20 Jul Why disabled workers should retain the benefits of remote and flexible working
COVID-19 has disrupted life for everyone in some way. Whether it’s affected our job, mental or physical health, whether we’ve lost someone or struggled with isolation, there are not many left untouched. But the months of lockdown brought an unexpected benefit for some disabled workers. Suddenly they had access to the kind of flexible, remote working that they have wanted for years. Flexible hours, understanding bosses, remote meetings and much more have opened up the world to disabled people in unprecedented ways.
There has also been more of a sense of equality – after all, everyone was working remotely or flexibly. We were all in it together. And at the height of lockdown there was speculation as to whether this would become the new normal. However, many disabled people are now anxious that these measures were temporary after all.
Lockdown proved it’s possible to make adjustments for disabled workers
Disabled people who have been asking for the kind of accommodation so easily given by employers to everyone during lockdown, can see the window of opportunity for true change closing in front of them.
As the world opens up and people get vaccinated there is a collective demand by many employers for people to go back to the way it was before we’d ever heard of COVID-19.
The UK Government lifted restrictions for England on 19 July 2021, with an official announcement that people are no longer required to work from home. The Prime Minister said this would encompass a ‘gradual return to work’.
Encouragingly, there has been some pushback from some bodies, including the Chartered Institute for Personnel and Development (CIPD). The CIPD says that workers now want flexibility as standard and that just because restrictions have ended, this shouldn’t “signal a mass return to workplaces.”
Employers must stay flexible and offer remote working
Disabled people around the world are in the same position. Those that thought or hoped there would be a long-term move towards flexible working are now feeling the pressure to get back to the office – or lose their job.
In normal times, disabled people often find that their simpler requests to employers for relatively simple adjustments are either ignored or refused. Now that this may happen again, millions of disabled people will have to find a way to deal with the commute and head to the office regardless of the personal cost. Others, such as those with chronic illnesses, may find that without the ability to work remotely, they have to give up their job completely.
We saw just how quickly employers could completely change 100% of working practices if they have to. Practically overnight, millions of people were given the infrastructure to swap from the office to remote working with hardly any interruption in service or quality.
So, it can be done – if employers want to do it. Allowing disabled people to retain the benefits of flexible hours and remote working would allow all workers to continue giving value to the company and developing their own career.
We must remember that disabled people have been asking for things like online meetings and travel-free days for years, mostly without success. The answer for employers and employees alike must be in giving choice, flexibility and different work patterns to different people.
Closing the disability employment gap should be a priority
In the EU, 74.8% of non-disabled people have a job compared with just over half (50.8%) of disabled people. This employment gap has been there for a long time and to change it for the future will take decisive action from employers. The pandemic has presented the ideal opportunity to do just that.

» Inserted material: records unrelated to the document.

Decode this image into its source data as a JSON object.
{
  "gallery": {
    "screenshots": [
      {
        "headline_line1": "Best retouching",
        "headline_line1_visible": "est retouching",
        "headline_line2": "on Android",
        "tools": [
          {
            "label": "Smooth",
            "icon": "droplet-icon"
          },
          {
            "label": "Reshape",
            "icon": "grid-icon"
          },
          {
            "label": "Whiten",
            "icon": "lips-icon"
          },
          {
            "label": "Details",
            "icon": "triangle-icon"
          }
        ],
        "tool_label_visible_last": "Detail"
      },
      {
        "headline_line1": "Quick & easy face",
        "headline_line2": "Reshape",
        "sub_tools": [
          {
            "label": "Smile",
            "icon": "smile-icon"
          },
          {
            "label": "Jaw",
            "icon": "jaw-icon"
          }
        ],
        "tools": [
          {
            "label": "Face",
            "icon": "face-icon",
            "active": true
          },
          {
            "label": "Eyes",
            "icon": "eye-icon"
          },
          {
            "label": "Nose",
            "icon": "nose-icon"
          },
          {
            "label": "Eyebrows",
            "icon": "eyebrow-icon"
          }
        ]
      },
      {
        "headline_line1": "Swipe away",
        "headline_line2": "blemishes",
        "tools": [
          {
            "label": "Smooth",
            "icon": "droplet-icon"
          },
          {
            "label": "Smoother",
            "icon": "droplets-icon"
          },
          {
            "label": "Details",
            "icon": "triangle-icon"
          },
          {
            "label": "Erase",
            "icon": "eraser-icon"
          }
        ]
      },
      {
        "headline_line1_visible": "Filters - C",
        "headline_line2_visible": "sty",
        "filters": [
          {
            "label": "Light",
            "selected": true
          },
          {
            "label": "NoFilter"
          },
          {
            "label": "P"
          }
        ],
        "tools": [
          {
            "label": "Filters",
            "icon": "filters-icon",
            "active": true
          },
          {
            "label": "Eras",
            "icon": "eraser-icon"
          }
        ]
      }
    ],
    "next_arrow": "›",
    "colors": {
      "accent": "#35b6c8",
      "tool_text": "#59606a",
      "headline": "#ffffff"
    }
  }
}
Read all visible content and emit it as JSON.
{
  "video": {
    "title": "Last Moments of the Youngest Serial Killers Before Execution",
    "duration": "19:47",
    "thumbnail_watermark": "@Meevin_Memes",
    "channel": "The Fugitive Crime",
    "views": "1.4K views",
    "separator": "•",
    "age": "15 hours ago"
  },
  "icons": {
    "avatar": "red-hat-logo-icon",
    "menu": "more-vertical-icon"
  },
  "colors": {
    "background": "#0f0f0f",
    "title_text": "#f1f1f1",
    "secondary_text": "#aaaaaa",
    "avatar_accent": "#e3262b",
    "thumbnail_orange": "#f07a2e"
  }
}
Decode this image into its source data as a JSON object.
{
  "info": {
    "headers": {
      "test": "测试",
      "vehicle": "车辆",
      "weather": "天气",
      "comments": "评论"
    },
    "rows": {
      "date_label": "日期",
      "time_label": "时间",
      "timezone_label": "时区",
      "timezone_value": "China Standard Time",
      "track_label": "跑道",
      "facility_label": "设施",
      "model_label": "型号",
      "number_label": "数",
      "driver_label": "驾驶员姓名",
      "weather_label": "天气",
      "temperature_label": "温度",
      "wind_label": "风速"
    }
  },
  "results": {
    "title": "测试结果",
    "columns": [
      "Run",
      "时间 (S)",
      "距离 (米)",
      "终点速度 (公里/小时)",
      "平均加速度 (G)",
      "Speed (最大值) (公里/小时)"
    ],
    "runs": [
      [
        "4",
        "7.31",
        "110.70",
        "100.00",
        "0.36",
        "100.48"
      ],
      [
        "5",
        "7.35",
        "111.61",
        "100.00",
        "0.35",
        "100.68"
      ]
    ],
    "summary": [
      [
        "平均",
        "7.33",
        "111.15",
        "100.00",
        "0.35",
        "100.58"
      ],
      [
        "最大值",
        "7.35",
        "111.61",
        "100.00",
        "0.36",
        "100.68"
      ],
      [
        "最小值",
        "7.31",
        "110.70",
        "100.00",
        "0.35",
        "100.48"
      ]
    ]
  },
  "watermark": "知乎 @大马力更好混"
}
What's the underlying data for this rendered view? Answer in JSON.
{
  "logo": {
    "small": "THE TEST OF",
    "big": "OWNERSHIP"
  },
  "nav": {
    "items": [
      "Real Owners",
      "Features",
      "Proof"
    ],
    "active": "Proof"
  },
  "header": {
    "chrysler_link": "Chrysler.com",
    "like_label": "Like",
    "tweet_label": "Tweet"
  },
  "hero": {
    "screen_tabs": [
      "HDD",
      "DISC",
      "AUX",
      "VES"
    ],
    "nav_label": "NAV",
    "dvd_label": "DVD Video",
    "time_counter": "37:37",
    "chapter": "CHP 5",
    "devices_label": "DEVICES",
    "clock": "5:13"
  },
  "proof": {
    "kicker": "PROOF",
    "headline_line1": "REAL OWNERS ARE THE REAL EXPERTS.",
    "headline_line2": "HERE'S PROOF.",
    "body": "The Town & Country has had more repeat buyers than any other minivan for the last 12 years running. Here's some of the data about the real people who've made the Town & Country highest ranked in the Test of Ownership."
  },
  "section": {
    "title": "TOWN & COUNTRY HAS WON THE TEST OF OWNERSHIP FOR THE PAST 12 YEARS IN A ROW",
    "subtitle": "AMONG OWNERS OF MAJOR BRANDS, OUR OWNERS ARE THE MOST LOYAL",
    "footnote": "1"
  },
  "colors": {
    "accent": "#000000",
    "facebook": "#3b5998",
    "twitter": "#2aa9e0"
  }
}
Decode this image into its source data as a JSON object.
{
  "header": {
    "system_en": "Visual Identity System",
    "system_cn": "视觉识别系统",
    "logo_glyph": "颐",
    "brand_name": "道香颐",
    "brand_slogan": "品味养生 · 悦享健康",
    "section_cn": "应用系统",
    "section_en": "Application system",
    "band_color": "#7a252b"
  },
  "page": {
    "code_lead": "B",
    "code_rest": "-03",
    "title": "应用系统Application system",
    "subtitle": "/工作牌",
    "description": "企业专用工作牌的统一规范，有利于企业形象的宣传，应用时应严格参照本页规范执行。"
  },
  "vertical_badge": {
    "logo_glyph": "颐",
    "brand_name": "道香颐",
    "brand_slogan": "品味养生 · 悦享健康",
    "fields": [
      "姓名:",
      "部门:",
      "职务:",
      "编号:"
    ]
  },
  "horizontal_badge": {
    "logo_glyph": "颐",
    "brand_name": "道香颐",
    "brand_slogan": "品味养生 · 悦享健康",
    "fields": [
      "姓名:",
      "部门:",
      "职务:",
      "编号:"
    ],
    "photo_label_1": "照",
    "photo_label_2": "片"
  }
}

Governments must now incentivise small and medium sized businesses as well as large corporates to hire more disabled employees and work with them in a flexible way.
As we make our way out of the pandemic, we stand at a transitional moment regarding the rights of disabled employees. Planning for recovery must include all disabled people, whether it’s for work or leisure. Having experienced more than a year of living with online gigs, meetings, work, healthcare and much more, why should disabled people go back to how it was before?
Disabled workers must fight for their rights in a post pandemic world
In the UK the disability employment gap in the UK is huge. In fact, it’s even bigger than in the EU. In 2020,82% of those without a disability were in work while 53.7% of disabled people had jobs. This must change.
Employers that can step outside of the traditional frame of work and retain flexible working for disabled employers will be changing the future for everyone. I hope that many go for this option.
While the majority are keen to get back to ‘normal’, we have to remember that for many disabled people that constitutes deliberate backward steps. The pre-pandemic normal for disabled people was nowhere near good enough and generally meant exclusion, a lack of accessibility and a lack of recognition.
Disabled employees concerned over whether their employer will remove their flexible working benefits should consult their union – or join one if they haven’t already. Disabled people have been told for decades that adjustments at work are either too expensive or not warranted. This is not true, and the whole world has now seen that it is not true.
If these enormous changes could be made for the whole population in a time of emergency, why can they not stay in place for disabled people now?
Rouzbeh Pirouz is Co-Founder and Senior Partner at London-based Pelican Partners, a real estate and private equity investment firm. On this website you can find out more about his life, work and experience.